Data about app and page elements

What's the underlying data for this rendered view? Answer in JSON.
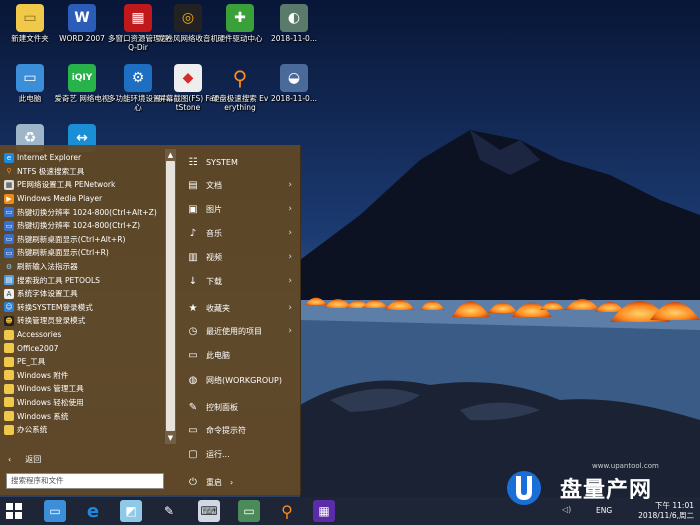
{
  "colors": {
    "menu_bg": "#624824",
    "taskbar_bg": "#1d2536",
    "tent_orange": "#ff8a22",
    "sky_top": "#0a1a40"
  },
  "desktop_icons": [
    {
      "label": "新建文件夹",
      "icon": "folder-icon"
    },
    {
      "label": "WORD 2007",
      "icon": "word-icon"
    },
    {
      "label": "多窗口资源管理器 Q-Dir",
      "icon": "qdir-icon"
    },
    {
      "label": "龙卷风网络收音机",
      "icon": "radio-icon"
    },
    {
      "label": "硬件驱动中心",
      "icon": "driver-icon"
    },
    {
      "label": "2018-11-0...",
      "icon": "image-file-icon"
    },
    {
      "label": "此电脑",
      "icon": "computer-icon"
    },
    {
      "label": "爱奇艺 网络电视",
      "icon": "iqiyi-icon"
    },
    {
      "label": "多功能环境设置中心",
      "icon": "gear-icon"
    },
    {
      "label": "屏幕截图(FS) FastStone",
      "icon": "faststone-icon"
    },
    {
      "label": "硬盘极速搜索 Everything",
      "icon": "search-icon"
    },
    {
      "label": "2018-11-0...",
      "icon": "image-file-icon"
    }
  ],
  "start_menu": {
    "programs": [
      {
        "label": "Internet Explorer",
        "icon": "ie-icon"
      },
      {
        "label": "NTFS 极速搜索工具",
        "icon": "search-icon"
      },
      {
        "label": "PE网络设置工具 PENetwork",
        "icon": "network-icon"
      },
      {
        "label": "Windows Media Player",
        "icon": "media-player-icon"
      },
      {
        "label": "热键切换分辨率 1024-800(Ctrl+Alt+Z)",
        "icon": "monitor-icon"
      },
      {
        "label": "热键切换分辨率 1024-800(Ctrl+Z)",
        "icon": "monitor-icon"
      },
      {
        "label": "热键刷新桌面显示(Ctrl+Alt+R)",
        "icon": "monitor-icon"
      },
      {
        "label": "热键刷新桌面显示(Ctrl+R)",
        "icon": "monitor-icon"
      },
      {
        "label": "刷新输入法指示器",
        "icon": "gear-icon"
      },
      {
        "label": "搜索我的工具 PETOOLS",
        "icon": "tools-icon"
      },
      {
        "label": "系统字体设置工具",
        "icon": "font-icon"
      },
      {
        "label": "转换SYSTEM登录模式",
        "icon": "user-icon"
      },
      {
        "label": "转换管理员登录模式",
        "icon": "admin-icon"
      },
      {
        "label": "Accessories",
        "icon": "folder-icon"
      },
      {
        "label": "Office2007",
        "icon": "folder-icon"
      },
      {
        "label": "PE_工具",
        "icon": "folder-icon"
      },
      {
        "label": "Windows 附件",
        "icon": "folder-icon"
      },
      {
        "label": "Windows 管理工具",
        "icon": "folder-icon"
      },
      {
        "label": "Windows 轻松使用",
        "icon": "folder-icon"
      },
      {
        "label": "Windows 系统",
        "icon": "folder-icon"
      },
      {
        "label": "办公系统",
        "icon": "folder-icon"
      }
    ],
    "back_label": "返回",
    "search_placeholder": "搜索程序和文件",
    "right_items": [
      {
        "label": "SYSTEM",
        "icon": "user-icon",
        "submenu": false
      },
      {
        "label": "文档",
        "icon": "document-icon",
        "submenu": true
      },
      {
        "label": "图片",
        "icon": "picture-icon",
        "submenu": true
      },
      {
        "label": "音乐",
        "icon": "music-icon",
        "submenu": true
      },
      {
        "label": "视频",
        "icon": "video-icon",
        "submenu": true
      },
      {
        "label": "下载",
        "icon": "download-icon",
        "submenu": true
      },
      {
        "label": "收藏夹",
        "icon": "star-icon",
        "submenu": true
      },
      {
        "label": "最近使用的项目",
        "icon": "clock-icon",
        "submenu": true
      },
      {
        "label": "此电脑",
        "icon": "computer-icon",
        "submenu": false
      },
      {
        "label": "网络(WORKGROUP)",
        "icon": "globe-icon",
        "submenu": false
      },
      {
        "label": "控制面板",
        "icon": "wrench-icon",
        "submenu": false
      },
      {
        "label": "命令提示符",
        "icon": "cmd-icon",
        "submenu": false
      },
      {
        "label": "运行...",
        "icon": "run-icon",
        "submenu": false
      },
      {
        "label": "重启",
        "icon": "power-icon",
        "submenu": true
      }
    ]
  },
  "taskbar": {
    "lang": "ENG",
    "time": "下午 11:01",
    "date": "2018/11/6,周二"
  },
  "watermark": {
    "text": "盘量产网",
    "url": "www.upantool.com"
  }
}
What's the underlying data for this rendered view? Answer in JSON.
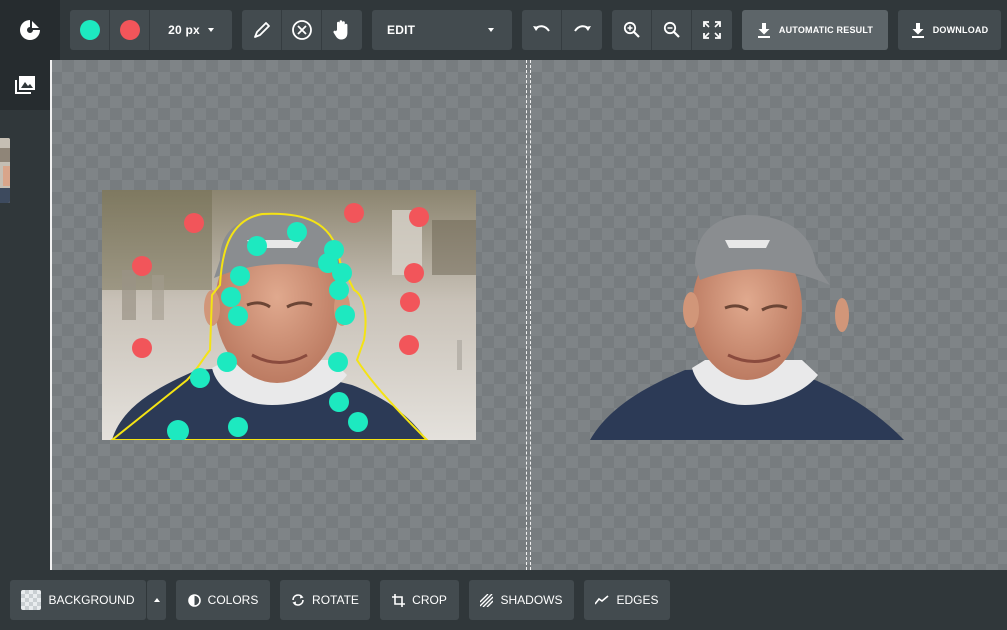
{
  "toolbar": {
    "brush_size": "20 px",
    "mode": "EDIT",
    "automatic_result": "AUTOMATIC RESULT",
    "download": "DOWNLOAD"
  },
  "colors": {
    "keep_marker": "#1de9c0",
    "remove_marker": "#f2555a",
    "outline": "#f4e314"
  },
  "icons": [
    "logo-icon",
    "keep-brush-icon",
    "remove-brush-icon",
    "pencil-icon",
    "erase-marker-icon",
    "hand-pan-icon",
    "undo-icon",
    "redo-icon",
    "zoom-in-icon",
    "zoom-out-icon",
    "fit-screen-icon",
    "download-icon",
    "image-gallery-icon",
    "colors-icon",
    "rotate-icon",
    "crop-icon",
    "shadows-icon",
    "edges-icon"
  ],
  "bottom": {
    "background": "BACKGROUND",
    "colors": "COLORS",
    "rotate": "ROTATE",
    "crop": "CROP",
    "shadows": "SHADOWS",
    "edges": "EDGES"
  }
}
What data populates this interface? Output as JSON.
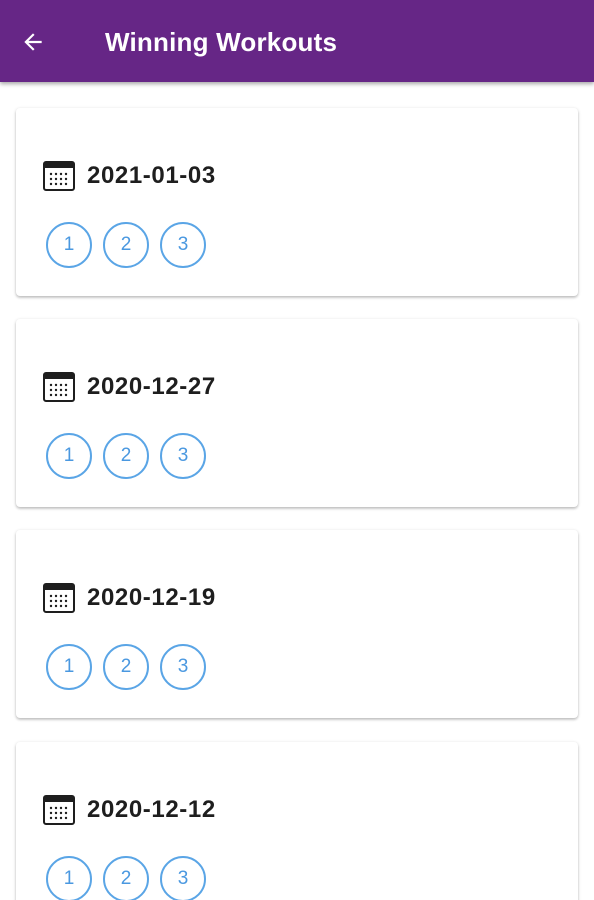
{
  "app": {
    "title": "Winning Workouts",
    "accent_color": "#662686",
    "button_color": "#4a98e0"
  },
  "toolbar": {
    "back_icon": "arrow-left-icon"
  },
  "workouts": [
    {
      "date": "2021-01-03",
      "icon": "calendar-icon",
      "buttons": [
        "1",
        "2",
        "3"
      ]
    },
    {
      "date": "2020-12-27",
      "icon": "calendar-icon",
      "buttons": [
        "1",
        "2",
        "3"
      ]
    },
    {
      "date": "2020-12-19",
      "icon": "calendar-icon",
      "buttons": [
        "1",
        "2",
        "3"
      ]
    },
    {
      "date": "2020-12-12",
      "icon": "calendar-icon",
      "buttons": [
        "1",
        "2",
        "3"
      ]
    }
  ]
}
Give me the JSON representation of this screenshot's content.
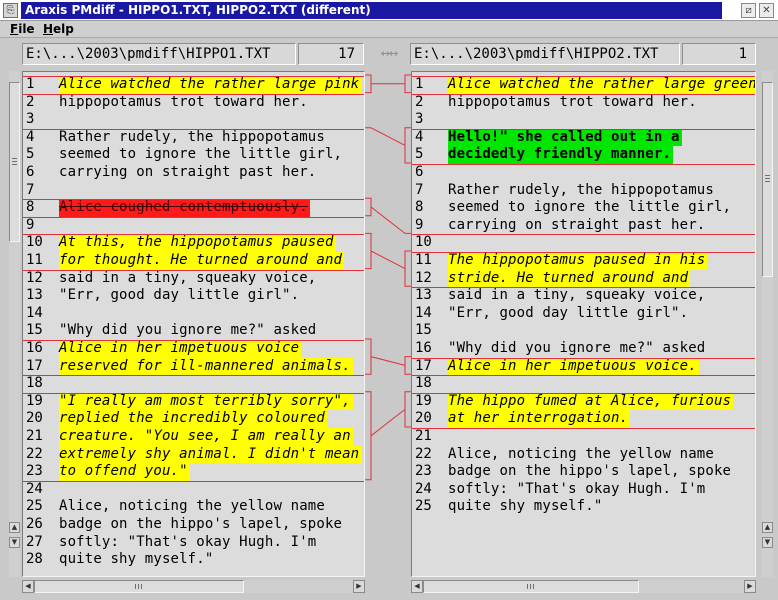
{
  "window": {
    "title": "Araxis PMdiff - HIPPO1.TXT, HIPPO2.TXT (different)",
    "app_icon": "app-icon",
    "buttons": [
      "minimize-icon",
      "close-icon"
    ]
  },
  "menu": [
    {
      "label": "File",
      "mnemonic": "F"
    },
    {
      "label": "Help",
      "mnemonic": "H"
    }
  ],
  "left": {
    "path": "E:\\...\\2003\\pmdiff\\HIPPO1.TXT",
    "count": "17",
    "lines": [
      {
        "n": "1",
        "text": "Alice watched the rather large pink",
        "kind": "changed"
      },
      {
        "n": "2",
        "text": "hippopotamus trot toward her.",
        "kind": "same"
      },
      {
        "n": "3",
        "text": "",
        "kind": "same"
      },
      {
        "n": "4",
        "text": "Rather rudely, the hippopotamus",
        "kind": "same"
      },
      {
        "n": "5",
        "text": "seemed to ignore the little girl,",
        "kind": "same"
      },
      {
        "n": "6",
        "text": "carrying on straight past her.",
        "kind": "same"
      },
      {
        "n": "7",
        "text": "",
        "kind": "same"
      },
      {
        "n": "8",
        "text": "Alice coughed contemptuously.",
        "kind": "deleted"
      },
      {
        "n": "9",
        "text": "",
        "kind": "same"
      },
      {
        "n": "10",
        "text": "At this, the hippopotamus paused",
        "kind": "changed"
      },
      {
        "n": "11",
        "text": "for thought. He turned around and",
        "kind": "changed"
      },
      {
        "n": "12",
        "text": "said in a tiny, squeaky voice,",
        "kind": "same"
      },
      {
        "n": "13",
        "text": "\"Err, good day little girl\".",
        "kind": "same"
      },
      {
        "n": "14",
        "text": "",
        "kind": "same"
      },
      {
        "n": "15",
        "text": "\"Why did you ignore me?\" asked",
        "kind": "same"
      },
      {
        "n": "16",
        "text": "Alice in her impetuous voice",
        "kind": "changed"
      },
      {
        "n": "17",
        "text": "reserved for ill-mannered animals.",
        "kind": "changed"
      },
      {
        "n": "18",
        "text": "",
        "kind": "same"
      },
      {
        "n": "19",
        "text": "\"I really am most terribly sorry\",",
        "kind": "changed"
      },
      {
        "n": "20",
        "text": "replied the incredibly coloured",
        "kind": "changed"
      },
      {
        "n": "21",
        "text": "creature. \"You see, I am really an",
        "kind": "changed"
      },
      {
        "n": "22",
        "text": "extremely shy animal. I didn't mean",
        "kind": "changed"
      },
      {
        "n": "23",
        "text": "to offend you.\"",
        "kind": "changed"
      },
      {
        "n": "24",
        "text": "",
        "kind": "same"
      },
      {
        "n": "25",
        "text": "Alice, noticing the yellow name",
        "kind": "same"
      },
      {
        "n": "26",
        "text": "badge on the hippo's lapel, spoke",
        "kind": "same"
      },
      {
        "n": "27",
        "text": "softly: \"That's okay Hugh. I'm",
        "kind": "same"
      },
      {
        "n": "28",
        "text": "quite shy myself.\"",
        "kind": "same"
      }
    ]
  },
  "right": {
    "path": "E:\\...\\2003\\pmdiff\\HIPPO2.TXT",
    "count": "1",
    "lines": [
      {
        "n": "1",
        "text": "Alice watched the rather large green",
        "kind": "changed"
      },
      {
        "n": "2",
        "text": "hippopotamus trot toward her.",
        "kind": "same"
      },
      {
        "n": "3",
        "text": "",
        "kind": "same"
      },
      {
        "n": "4",
        "text": "Hello!\" she called out in a",
        "kind": "inserted"
      },
      {
        "n": "5",
        "text": "decidedly friendly manner.",
        "kind": "inserted"
      },
      {
        "n": "6",
        "text": "",
        "kind": "same"
      },
      {
        "n": "7",
        "text": "Rather rudely, the hippopotamus",
        "kind": "same"
      },
      {
        "n": "8",
        "text": "seemed to ignore the little girl,",
        "kind": "same"
      },
      {
        "n": "9",
        "text": "carrying on straight past her.",
        "kind": "same"
      },
      {
        "n": "10",
        "text": "",
        "kind": "same"
      },
      {
        "n": "11",
        "text": "The hippopotamus paused in his",
        "kind": "changed"
      },
      {
        "n": "12",
        "text": "stride. He turned around and",
        "kind": "changed"
      },
      {
        "n": "13",
        "text": "said in a tiny, squeaky voice,",
        "kind": "same"
      },
      {
        "n": "14",
        "text": "\"Err, good day little girl\".",
        "kind": "same"
      },
      {
        "n": "15",
        "text": "",
        "kind": "same"
      },
      {
        "n": "16",
        "text": "\"Why did you ignore me?\" asked",
        "kind": "same"
      },
      {
        "n": "17",
        "text": "Alice in her impetuous voice.",
        "kind": "changed"
      },
      {
        "n": "18",
        "text": "",
        "kind": "same"
      },
      {
        "n": "19",
        "text": "The hippo fumed at Alice, furious",
        "kind": "changed"
      },
      {
        "n": "20",
        "text": "at her interrogation.",
        "kind": "changed"
      },
      {
        "n": "21",
        "text": "",
        "kind": "same"
      },
      {
        "n": "22",
        "text": "Alice, noticing the yellow name",
        "kind": "same"
      },
      {
        "n": "23",
        "text": "badge on the hippo's lapel, spoke",
        "kind": "same"
      },
      {
        "n": "24",
        "text": "softly: \"That's okay Hugh. I'm",
        "kind": "same"
      },
      {
        "n": "25",
        "text": "quite shy myself.\"",
        "kind": "same"
      }
    ]
  },
  "links": [
    {
      "l": [
        1,
        1
      ],
      "r": [
        1,
        1
      ],
      "kind": "changed"
    },
    {
      "l": [
        4,
        3
      ],
      "r": [
        4,
        5
      ],
      "kind": "inserted"
    },
    {
      "l": [
        8,
        8
      ],
      "r": [
        10,
        9
      ],
      "kind": "deleted"
    },
    {
      "l": [
        10,
        11
      ],
      "r": [
        11,
        12
      ],
      "kind": "changed"
    },
    {
      "l": [
        16,
        17
      ],
      "r": [
        17,
        17
      ],
      "kind": "changed"
    },
    {
      "l": [
        19,
        23
      ],
      "r": [
        19,
        20
      ],
      "kind": "changed"
    }
  ],
  "colors": {
    "changed": "#ffff00",
    "inserted": "#00e600",
    "deleted": "#ff1a1a",
    "link_line": "#e0303a",
    "title_bar": "#1818a2"
  },
  "icons": {
    "swap": "swap-arrows-icon",
    "scroll_up": "arrow-up-icon",
    "scroll_down": "arrow-down-icon",
    "scroll_left": "arrow-left-icon",
    "scroll_right": "arrow-right-icon"
  }
}
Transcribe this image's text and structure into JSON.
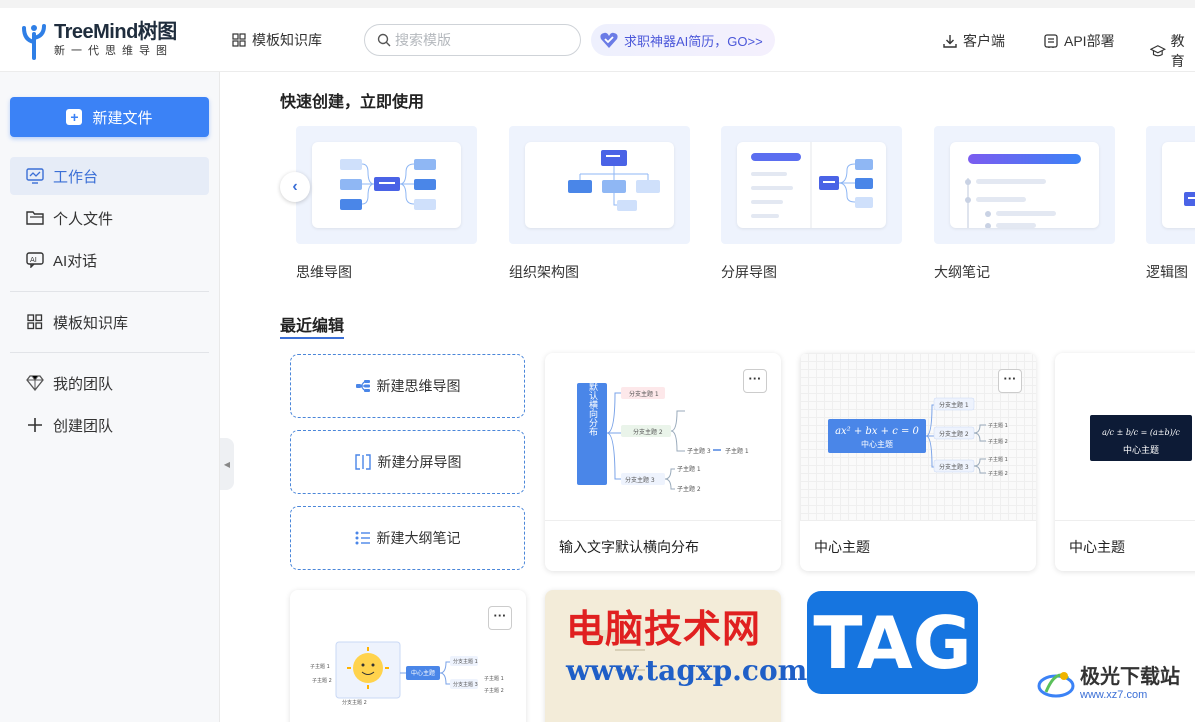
{
  "header": {
    "logo_title": "TreeMind树图",
    "logo_subtitle": "新一代思维导图",
    "nav_templates": "模板知识库",
    "search_placeholder": "搜索模版",
    "promo": "求职神器AI简历，GO>>",
    "client": "客户端",
    "api": "API部署",
    "edu": "教育"
  },
  "sidebar": {
    "new_file": "新建文件",
    "items": [
      {
        "label": "工作台",
        "icon": "monitor-icon"
      },
      {
        "label": "个人文件",
        "icon": "folder-icon"
      },
      {
        "label": "AI对话",
        "icon": "ai-chat-icon"
      },
      {
        "label": "模板知识库",
        "icon": "grid-icon"
      },
      {
        "label": "我的团队",
        "icon": "diamond-icon"
      },
      {
        "label": "创建团队",
        "icon": "plus-icon"
      }
    ]
  },
  "quick_create": {
    "title": "快速创建，立即使用",
    "cards": [
      "思维导图",
      "组织架构图",
      "分屏导图",
      "大纲笔记",
      "逻辑图"
    ]
  },
  "recent": {
    "title": "最近编辑",
    "new_buttons": [
      "新建思维导图",
      "新建分屏导图",
      "新建大纲笔记"
    ],
    "files": [
      {
        "name": "输入文字默认横向分布"
      },
      {
        "name": "中心主题"
      },
      {
        "name": "中心主题"
      }
    ],
    "more_label": "···"
  },
  "thumb_text": {
    "vertical_root": "输入文字默认横向分布",
    "branch": "分支主题",
    "branch_1": "分支主题 1",
    "branch_2": "分支主题 2",
    "branch_3": "分支主题 3",
    "sub": "子主题",
    "sub_1": "子主题 1",
    "sub_2": "子主题 2",
    "sub_3": "子主题 3",
    "center": "中心主题",
    "formula1": "ax² + bx + c = 0",
    "formula2": "a/c ± b/c = (a±b)/c"
  },
  "watermarks": {
    "site_cn": "电脑技术网",
    "site_url": "www.tagxp.com",
    "tag": "TAG",
    "brand_cn": "极光下载站",
    "brand_url": "www.xz7.com"
  },
  "colors": {
    "primary": "#3b82f6",
    "active_text": "#3b6fd6",
    "card_bg": "#eef3fd"
  }
}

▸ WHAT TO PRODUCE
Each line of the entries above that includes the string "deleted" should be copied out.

▸ RESPONSE TO THIS EXERCISE
        "kind": "deleted"
      "kind": "deleted"
    "deleted": "#ff1a1a",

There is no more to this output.